With the advent of the human being and the mental consciousness, a certain amount of understanding and flexibility in action appears, as a new capability not found in the physical world of Matter or plants or animals. All of these earlier forms are very much limited by the habits and instincts that are built into them. Animals of course can, as they exhibit higher forms of mental activity, already begin to act with a certain amount of planning and coordination, yet the full power of what we tend to call “free will” and “reason”, only come to fruition in the full development of the mental consciousness. This very capacity for insight, freedom and flexibility, exhibited through specific individuals of the race, guides us to the understanding of the importance of the role of the individual. The individual of course is subject to the Divine Will in the manifestation, the environment within which he is called upon to act, and the process of interaction with others; nevertheless, there is a capacity of growth and development here that ensures that we take account of the individual and not treat him simply as a member of the group consciousness of society.
Sri Aurobindo notes: “for this end man has become an individual soul, that the One may find and manifest Himself in each human being. That end is not indeed achieved by the individual human being in his unaided mental force. He needs the help of the secret Divine above his mentality in his superconscient self; he needs the help also of the secret Divine around him in Nature and in his fellow-men. Everything in Nature is an occasion for him to develop his divine potentiality, an occasion which he has a certain relative freedom to use or misuse, although in the end both his use and misuse of his materials are overruled in their results by the universal Will so as to assist eventually the development of his law of being and his destiny. All life around him is a help towards the divine purpose in him; every human being is his fellow-worker and assists him whether by association and union or by strife and opposition. Nor does he achieve his destiny as the individual Man for the sake of the individual soul alone, — a lonely salvation is not his complete ideal, — but for the world also or rather for God in the world, for God in all as well as above all and not for God solely and separately in one. And he achieves it by the stress, not really of his separate individual Will, but of the universal Will in its movement towards the goal of its cycles.”
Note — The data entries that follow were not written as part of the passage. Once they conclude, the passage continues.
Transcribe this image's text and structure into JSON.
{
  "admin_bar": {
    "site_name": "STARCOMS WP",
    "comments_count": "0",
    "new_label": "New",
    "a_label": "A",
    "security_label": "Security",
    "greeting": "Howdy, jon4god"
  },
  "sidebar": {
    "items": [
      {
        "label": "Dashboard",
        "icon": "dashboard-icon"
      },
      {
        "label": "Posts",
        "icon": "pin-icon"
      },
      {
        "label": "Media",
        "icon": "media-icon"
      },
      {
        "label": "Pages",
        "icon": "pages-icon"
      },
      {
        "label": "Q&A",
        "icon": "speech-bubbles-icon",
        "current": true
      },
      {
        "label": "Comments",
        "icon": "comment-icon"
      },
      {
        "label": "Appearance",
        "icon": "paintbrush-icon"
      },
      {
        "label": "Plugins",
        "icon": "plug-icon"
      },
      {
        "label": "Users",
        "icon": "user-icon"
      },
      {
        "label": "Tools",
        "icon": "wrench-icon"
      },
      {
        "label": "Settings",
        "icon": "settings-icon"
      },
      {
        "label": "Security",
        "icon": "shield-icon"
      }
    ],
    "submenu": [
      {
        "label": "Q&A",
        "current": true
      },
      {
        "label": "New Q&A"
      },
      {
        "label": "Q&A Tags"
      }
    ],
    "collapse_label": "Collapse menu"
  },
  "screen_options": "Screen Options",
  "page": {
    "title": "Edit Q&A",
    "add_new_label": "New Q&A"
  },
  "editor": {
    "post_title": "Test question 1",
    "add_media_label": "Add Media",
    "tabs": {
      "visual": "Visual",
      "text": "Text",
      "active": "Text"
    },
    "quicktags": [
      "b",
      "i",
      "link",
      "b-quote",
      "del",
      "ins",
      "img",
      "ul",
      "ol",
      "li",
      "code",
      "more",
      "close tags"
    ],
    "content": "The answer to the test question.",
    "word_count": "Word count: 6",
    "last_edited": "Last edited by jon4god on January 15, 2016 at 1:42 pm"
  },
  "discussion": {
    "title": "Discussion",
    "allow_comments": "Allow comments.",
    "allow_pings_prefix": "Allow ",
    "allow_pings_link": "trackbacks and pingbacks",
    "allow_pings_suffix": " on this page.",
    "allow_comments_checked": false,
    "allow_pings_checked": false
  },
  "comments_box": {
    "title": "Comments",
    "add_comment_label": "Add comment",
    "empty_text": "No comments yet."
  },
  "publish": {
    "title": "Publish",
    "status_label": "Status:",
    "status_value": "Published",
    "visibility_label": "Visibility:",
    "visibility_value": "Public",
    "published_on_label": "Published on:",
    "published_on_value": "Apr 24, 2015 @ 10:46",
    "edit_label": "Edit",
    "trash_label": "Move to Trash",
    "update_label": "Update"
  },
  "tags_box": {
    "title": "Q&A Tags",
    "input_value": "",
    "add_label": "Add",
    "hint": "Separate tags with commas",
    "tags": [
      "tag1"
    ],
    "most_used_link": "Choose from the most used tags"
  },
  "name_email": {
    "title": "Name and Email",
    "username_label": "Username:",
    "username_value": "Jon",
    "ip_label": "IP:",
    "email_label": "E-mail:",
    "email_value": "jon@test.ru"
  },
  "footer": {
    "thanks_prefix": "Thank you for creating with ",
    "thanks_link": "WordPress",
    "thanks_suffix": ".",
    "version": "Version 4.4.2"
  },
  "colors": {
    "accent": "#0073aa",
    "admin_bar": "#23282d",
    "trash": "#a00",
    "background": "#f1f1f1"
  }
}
Sri Aurobindo, The Human Cycle: The Psychology of Social Development, Chapter 7, The Ideal Law of Social Development, pg. 65